> _Work required_:
Every entry must be duplicated precisely as written.

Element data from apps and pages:
____
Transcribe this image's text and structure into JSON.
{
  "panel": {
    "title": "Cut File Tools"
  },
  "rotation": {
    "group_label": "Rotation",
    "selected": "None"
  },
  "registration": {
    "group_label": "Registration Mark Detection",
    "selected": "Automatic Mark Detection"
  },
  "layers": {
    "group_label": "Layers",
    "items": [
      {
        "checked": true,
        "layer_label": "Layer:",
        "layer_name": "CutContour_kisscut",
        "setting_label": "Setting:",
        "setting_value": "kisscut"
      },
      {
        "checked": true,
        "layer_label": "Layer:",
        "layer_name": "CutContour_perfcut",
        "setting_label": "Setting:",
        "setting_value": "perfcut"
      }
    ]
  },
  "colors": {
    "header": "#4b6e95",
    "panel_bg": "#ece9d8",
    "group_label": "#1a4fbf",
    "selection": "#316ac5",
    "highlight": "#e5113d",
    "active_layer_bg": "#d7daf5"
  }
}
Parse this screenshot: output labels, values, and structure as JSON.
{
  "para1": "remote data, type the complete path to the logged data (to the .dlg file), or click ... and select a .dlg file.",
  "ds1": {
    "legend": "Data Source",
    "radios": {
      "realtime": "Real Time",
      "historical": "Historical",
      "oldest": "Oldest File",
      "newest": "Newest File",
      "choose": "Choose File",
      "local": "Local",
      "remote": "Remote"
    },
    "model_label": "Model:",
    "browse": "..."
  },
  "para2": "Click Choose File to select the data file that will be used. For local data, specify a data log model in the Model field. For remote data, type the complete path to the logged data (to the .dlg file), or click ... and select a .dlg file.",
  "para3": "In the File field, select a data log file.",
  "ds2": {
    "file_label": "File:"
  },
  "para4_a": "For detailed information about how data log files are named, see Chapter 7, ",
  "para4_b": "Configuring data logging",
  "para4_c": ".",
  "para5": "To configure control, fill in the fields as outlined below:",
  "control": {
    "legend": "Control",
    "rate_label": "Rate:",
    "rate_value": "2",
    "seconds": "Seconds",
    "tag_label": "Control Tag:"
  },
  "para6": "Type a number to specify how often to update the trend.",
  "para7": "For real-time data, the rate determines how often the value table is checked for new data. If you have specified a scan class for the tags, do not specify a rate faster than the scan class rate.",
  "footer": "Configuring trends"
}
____
> _Output for this task_:
Transcribe this image's text and structure into JSON.
{
  "panel": {
    "title": "Cut File Tools"
  },
  "rotation": {
    "group_label": "Rotation",
    "selected": "None"
  },
  "registration": {
    "group_label": "Registration Mark Detection",
    "selected": "Automatic Mark Detection"
  },
  "layers": {
    "group_label": "Layers",
    "items": [
      {
        "checked": true,
        "layer_label": "Layer:",
        "layer_name": "CutContour_kisscut",
        "setting_label": "Setting:",
        "setting_value": "kisscut"
      },
      {
        "checked": true,
        "layer_label": "Layer:",
        "layer_name": "CutContour_perfcut",
        "setting_label": "Setting:",
        "setting_value": "perfcut"
      }
    ]
  },
  "colors": {
    "header": "#4b6e95",
    "panel_bg": "#ece9d8",
    "group_label": "#1a4fbf",
    "selection": "#316ac5",
    "highlight": "#e5113d",
    "active_layer_bg": "#d7daf5"
  }
}
Parse this screenshot: output labels, values, and structure as JSON.
{
  "para1": "remote data, type the complete path to the logged data (to the .dlg file), or click ... and select a .dlg file.",
  "ds1": {
    "legend": "Data Source",
    "radios": {
      "realtime": "Real Time",
      "historical": "Historical",
      "oldest": "Oldest File",
      "newest": "Newest File",
      "choose": "Choose File",
      "local": "Local",
      "remote": "Remote"
    },
    "model_label": "Model:",
    "browse": "..."
  },
  "para2": "Click Choose File to select the data file that will be used. For local data, specify a data log model in the Model field. For remote data, type the complete path to the logged data (to the .dlg file), or click ... and select a .dlg file.",
  "para3": "In the File field, select a data log file.",
  "ds2": {
    "file_label": "File:"
  },
  "para4_a": "For detailed information about how data log files are named, see Chapter 7, ",
  "para4_b": "Configuring data logging",
  "para4_c": ".",
  "para5": "To configure control, fill in the fields as outlined below:",
  "control": {
    "legend": "Control",
    "rate_label": "Rate:",
    "rate_value": "2",
    "seconds": "Seconds",
    "tag_label": "Control Tag:"
  },
  "para6": "Type a number to specify how often to update the trend.",
  "para7": "For real-time data, the rate determines how often the value table is checked for new data. If you have specified a scan class for the tags, do not specify a rate faster than the scan class rate.",
  "footer": "Configuring trends"
}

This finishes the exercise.